[Records from a data collection]
___
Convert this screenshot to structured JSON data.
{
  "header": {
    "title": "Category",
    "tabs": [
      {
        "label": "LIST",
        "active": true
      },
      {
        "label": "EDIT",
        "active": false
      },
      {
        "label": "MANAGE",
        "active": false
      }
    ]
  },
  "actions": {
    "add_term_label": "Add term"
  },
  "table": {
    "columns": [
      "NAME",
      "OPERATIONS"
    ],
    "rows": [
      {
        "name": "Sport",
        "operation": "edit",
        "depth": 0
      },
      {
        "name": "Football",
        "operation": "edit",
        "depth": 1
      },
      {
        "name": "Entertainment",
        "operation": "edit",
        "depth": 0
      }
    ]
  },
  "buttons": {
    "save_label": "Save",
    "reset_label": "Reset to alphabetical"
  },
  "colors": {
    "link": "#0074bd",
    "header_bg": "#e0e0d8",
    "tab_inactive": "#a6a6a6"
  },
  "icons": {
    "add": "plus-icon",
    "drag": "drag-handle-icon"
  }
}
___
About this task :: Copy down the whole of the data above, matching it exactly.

The answer ::
Convert this screenshot to structured JSON data.
{
  "header": {
    "title": "Category",
    "tabs": [
      {
        "label": "LIST",
        "active": true
      },
      {
        "label": "EDIT",
        "active": false
      },
      {
        "label": "MANAGE",
        "active": false
      }
    ]
  },
  "actions": {
    "add_term_label": "Add term"
  },
  "table": {
    "columns": [
      "NAME",
      "OPERATIONS"
    ],
    "rows": [
      {
        "name": "Sport",
        "operation": "edit",
        "depth": 0
      },
      {
        "name": "Football",
        "operation": "edit",
        "depth": 1
      },
      {
        "name": "Entertainment",
        "operation": "edit",
        "depth": 0
      }
    ]
  },
  "buttons": {
    "save_label": "Save",
    "reset_label": "Reset to alphabetical"
  },
  "colors": {
    "link": "#0074bd",
    "header_bg": "#e0e0d8",
    "tab_inactive": "#a6a6a6"
  },
  "icons": {
    "add": "plus-icon",
    "drag": "drag-handle-icon"
  }
}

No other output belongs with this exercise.